*** Task inputs ***
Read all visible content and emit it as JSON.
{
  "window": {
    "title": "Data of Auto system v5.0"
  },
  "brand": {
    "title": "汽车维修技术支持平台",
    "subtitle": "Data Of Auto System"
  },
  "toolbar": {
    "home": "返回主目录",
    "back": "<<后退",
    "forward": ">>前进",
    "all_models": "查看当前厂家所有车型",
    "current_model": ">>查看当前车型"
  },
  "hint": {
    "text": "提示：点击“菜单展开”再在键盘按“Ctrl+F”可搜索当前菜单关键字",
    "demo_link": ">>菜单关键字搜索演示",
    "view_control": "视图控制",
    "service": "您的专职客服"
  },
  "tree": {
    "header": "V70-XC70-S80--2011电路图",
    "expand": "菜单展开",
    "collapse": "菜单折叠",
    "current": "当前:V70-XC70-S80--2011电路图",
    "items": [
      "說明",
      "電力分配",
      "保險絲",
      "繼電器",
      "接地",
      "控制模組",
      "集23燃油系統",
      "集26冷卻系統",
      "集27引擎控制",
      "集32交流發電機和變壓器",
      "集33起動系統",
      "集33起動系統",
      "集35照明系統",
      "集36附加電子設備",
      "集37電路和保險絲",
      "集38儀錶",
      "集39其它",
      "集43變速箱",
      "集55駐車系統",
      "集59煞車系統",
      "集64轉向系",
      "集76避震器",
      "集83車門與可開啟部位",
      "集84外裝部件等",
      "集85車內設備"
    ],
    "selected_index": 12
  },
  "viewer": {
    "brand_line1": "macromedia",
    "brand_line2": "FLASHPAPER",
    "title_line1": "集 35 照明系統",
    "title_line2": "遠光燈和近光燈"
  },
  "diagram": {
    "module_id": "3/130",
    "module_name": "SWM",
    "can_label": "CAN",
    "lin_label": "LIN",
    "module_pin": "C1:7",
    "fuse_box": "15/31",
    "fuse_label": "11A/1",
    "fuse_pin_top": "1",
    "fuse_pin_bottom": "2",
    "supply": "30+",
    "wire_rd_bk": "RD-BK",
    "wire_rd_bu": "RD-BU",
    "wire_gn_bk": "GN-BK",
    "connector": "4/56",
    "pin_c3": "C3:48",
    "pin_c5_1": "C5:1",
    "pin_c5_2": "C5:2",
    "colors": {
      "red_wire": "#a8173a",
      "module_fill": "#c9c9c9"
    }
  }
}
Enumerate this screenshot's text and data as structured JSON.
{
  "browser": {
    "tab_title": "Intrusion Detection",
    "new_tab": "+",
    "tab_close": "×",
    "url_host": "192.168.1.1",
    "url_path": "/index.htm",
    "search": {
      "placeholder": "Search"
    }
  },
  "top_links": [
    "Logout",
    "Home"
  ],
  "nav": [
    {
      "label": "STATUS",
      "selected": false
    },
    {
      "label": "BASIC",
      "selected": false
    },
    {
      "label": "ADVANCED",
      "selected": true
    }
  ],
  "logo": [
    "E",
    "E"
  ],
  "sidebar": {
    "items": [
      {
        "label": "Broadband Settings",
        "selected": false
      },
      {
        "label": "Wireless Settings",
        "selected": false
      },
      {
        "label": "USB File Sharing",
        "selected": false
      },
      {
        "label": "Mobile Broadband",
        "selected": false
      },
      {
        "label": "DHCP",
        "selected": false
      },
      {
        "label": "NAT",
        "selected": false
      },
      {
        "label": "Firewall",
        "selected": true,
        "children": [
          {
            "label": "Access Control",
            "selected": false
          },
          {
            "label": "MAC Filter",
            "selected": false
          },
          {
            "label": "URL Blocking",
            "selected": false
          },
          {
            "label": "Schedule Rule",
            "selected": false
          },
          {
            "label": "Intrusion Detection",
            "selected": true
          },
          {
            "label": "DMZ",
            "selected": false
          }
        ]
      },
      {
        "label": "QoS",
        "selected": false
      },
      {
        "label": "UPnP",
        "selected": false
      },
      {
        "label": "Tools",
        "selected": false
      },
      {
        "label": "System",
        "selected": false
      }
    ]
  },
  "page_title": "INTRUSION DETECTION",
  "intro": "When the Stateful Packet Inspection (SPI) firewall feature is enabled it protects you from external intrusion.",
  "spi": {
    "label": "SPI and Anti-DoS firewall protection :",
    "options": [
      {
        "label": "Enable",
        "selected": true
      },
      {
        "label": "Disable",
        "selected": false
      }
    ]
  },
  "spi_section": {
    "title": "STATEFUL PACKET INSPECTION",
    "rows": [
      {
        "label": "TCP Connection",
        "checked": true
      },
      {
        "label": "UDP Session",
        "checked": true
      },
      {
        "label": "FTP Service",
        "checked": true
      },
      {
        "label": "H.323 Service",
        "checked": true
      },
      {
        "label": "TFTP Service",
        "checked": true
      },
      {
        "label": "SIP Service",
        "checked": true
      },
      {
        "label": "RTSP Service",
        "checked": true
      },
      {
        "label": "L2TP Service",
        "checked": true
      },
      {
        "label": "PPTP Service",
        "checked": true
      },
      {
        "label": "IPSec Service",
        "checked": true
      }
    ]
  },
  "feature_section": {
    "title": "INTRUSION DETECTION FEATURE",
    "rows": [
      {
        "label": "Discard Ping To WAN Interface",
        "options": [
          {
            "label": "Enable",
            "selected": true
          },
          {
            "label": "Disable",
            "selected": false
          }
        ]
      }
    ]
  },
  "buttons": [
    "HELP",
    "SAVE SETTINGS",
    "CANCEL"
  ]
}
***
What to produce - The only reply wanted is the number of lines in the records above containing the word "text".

Exercise output - 2